This one is no surprise. The kids industry was very positive about DHX buying the Family Channel services and becoming an independent (i.e. non-vertically integrated) broadcaster. DHX clearly knows the kids market. So this is just a quick blog post about the highlights of the decision.
As usual, there was a slight increase in the purchase price from $170 million to $173.1 million to cover the value of assumed leases. That will increase the benefits package from $17 million to $17.3 million. The package was allocated 85% on screen and 15% social benefits as is now expected. Specifically it goes to:
$8 million for drama and comedy production
up to $5 million for partnerships with public broadcasters and APTN for co-licensing
$1 million for associated digital media
$1.5 million for a Children’s and Family Development Fund for new entrants to the kids sector, regional producers, OLMC’s and French language producers.
$1.6 million to regional opportunities and training in children’s script writing (social benefits)
The package hit all the right notes and was approved.
There were a couple of other issues in the decision that are relevant. By pulling the Family Channel services out of the Astral group, the group CPE had to be recalculated. DHX proposed 21% based on the average spend in 2010, 2011 and 2012. This was not consistent with the formula used for all of the other groups and the CRTC adjusted it to 22% based on 2009, 2010 and 2011. DHX’s proposal also included 2012, the year that Astral stopped spending money because they were in the process of being bought, which is why the CRTC’s CPE went up even though it includes the 2009 recession.
DHX asked that the requirement to spend 75% of PNI CPE on independent production be reduced to 60% with the ability to fill up to 40% of the program schedule on their own production. DHX has a substantial catalogue of Canadian children’s programming and that side of the business will continue.

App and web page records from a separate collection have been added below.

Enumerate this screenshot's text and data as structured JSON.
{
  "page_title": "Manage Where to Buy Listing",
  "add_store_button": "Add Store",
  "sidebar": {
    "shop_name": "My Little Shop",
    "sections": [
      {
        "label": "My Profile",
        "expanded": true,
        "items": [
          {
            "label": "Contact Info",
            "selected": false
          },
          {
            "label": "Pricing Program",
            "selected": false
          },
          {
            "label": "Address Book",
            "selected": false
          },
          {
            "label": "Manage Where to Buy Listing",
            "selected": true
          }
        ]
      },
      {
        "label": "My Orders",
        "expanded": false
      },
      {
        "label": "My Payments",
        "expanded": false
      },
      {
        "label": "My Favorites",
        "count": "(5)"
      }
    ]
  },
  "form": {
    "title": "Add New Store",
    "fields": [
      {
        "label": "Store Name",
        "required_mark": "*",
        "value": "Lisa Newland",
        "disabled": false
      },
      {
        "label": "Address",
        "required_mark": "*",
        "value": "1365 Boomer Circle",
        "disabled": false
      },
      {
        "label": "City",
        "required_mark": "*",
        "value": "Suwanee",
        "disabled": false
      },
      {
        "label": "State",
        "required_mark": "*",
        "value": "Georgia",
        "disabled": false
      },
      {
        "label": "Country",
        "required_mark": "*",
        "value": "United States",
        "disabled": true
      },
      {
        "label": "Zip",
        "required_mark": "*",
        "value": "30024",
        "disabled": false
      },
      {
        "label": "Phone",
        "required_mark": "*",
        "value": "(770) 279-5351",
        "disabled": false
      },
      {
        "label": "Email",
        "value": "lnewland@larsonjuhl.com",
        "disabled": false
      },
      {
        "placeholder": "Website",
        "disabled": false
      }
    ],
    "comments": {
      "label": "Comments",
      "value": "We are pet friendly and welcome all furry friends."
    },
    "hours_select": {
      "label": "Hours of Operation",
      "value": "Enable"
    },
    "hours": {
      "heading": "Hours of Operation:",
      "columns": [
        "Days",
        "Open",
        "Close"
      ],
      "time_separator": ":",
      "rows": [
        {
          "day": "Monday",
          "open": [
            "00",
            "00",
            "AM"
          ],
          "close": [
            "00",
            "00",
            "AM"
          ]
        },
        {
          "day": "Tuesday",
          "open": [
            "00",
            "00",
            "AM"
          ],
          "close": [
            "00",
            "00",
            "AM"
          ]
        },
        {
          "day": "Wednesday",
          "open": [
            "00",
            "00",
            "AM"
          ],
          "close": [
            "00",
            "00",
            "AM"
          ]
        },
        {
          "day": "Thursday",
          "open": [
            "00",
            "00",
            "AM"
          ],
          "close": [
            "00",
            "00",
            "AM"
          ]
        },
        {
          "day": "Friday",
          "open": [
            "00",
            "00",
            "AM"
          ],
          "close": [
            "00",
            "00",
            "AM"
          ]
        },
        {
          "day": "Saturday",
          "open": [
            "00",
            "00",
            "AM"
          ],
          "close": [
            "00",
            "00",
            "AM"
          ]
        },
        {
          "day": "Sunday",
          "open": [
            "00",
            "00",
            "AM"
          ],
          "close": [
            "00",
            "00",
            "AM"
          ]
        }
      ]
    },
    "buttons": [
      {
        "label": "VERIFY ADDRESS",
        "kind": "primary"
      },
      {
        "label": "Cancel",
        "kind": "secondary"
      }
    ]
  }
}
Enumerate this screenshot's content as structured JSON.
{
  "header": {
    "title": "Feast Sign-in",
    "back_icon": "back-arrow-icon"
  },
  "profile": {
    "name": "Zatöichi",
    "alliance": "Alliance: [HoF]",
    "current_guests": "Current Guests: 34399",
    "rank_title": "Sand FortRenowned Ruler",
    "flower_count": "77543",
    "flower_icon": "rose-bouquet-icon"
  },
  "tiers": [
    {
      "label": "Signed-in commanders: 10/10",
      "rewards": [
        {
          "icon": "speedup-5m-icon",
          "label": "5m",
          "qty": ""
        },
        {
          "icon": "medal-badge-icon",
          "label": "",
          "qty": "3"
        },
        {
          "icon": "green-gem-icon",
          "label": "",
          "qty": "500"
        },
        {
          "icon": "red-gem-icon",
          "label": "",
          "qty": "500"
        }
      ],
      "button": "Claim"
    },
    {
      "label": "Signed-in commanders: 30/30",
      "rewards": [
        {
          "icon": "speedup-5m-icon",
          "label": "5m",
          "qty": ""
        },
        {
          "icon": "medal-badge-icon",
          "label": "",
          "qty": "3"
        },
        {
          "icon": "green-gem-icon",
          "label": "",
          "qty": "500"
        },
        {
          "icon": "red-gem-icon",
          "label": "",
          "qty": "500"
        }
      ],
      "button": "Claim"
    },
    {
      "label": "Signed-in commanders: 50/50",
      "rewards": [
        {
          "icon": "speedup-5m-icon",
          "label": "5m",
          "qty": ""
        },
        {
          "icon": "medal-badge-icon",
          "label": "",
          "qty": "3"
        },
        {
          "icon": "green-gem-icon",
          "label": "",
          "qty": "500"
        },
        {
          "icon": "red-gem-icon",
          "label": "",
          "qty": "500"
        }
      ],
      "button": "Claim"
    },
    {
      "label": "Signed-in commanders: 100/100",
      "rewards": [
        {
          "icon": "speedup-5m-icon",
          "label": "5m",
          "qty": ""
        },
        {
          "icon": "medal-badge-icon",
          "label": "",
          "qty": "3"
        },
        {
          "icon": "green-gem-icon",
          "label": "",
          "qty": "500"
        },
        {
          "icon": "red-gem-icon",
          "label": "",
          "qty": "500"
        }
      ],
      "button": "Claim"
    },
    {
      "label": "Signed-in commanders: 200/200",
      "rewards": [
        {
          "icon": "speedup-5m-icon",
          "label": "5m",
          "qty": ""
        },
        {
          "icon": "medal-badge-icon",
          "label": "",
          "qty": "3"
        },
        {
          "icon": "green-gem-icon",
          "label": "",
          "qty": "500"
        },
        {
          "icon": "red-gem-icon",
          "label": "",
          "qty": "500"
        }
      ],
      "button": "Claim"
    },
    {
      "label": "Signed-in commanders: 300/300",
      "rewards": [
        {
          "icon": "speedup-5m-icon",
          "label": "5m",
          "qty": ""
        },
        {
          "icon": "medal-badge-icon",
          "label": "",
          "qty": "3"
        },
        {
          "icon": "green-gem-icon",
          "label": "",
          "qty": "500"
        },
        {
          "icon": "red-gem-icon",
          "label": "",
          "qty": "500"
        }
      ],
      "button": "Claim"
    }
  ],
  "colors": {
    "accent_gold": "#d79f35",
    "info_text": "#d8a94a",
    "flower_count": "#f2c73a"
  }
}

The CMPA was ok with the proposal as long as CPE spent on independent production is to be spent on original independent production and not repeats. The CRTC agreed. This is interesting because it is the first time that the CRTC has specified that CPE needs to be spent on original programming. The Group Licence Policy was supposed to prevent a reliance on repeats because of the sheer volume of spending required. The independent production community all along thought that the levels for PNI were set too low and now reporting, to the extent that it is usable, suggests that broadcasters are in fact relying on repeats for their PNI CPE and spending their original dollars on incremental benefits spending. As a result, CMPA is proposing in their Talk TV submission that PNI CPE should be spent on original programming. The CRTC may be open to this.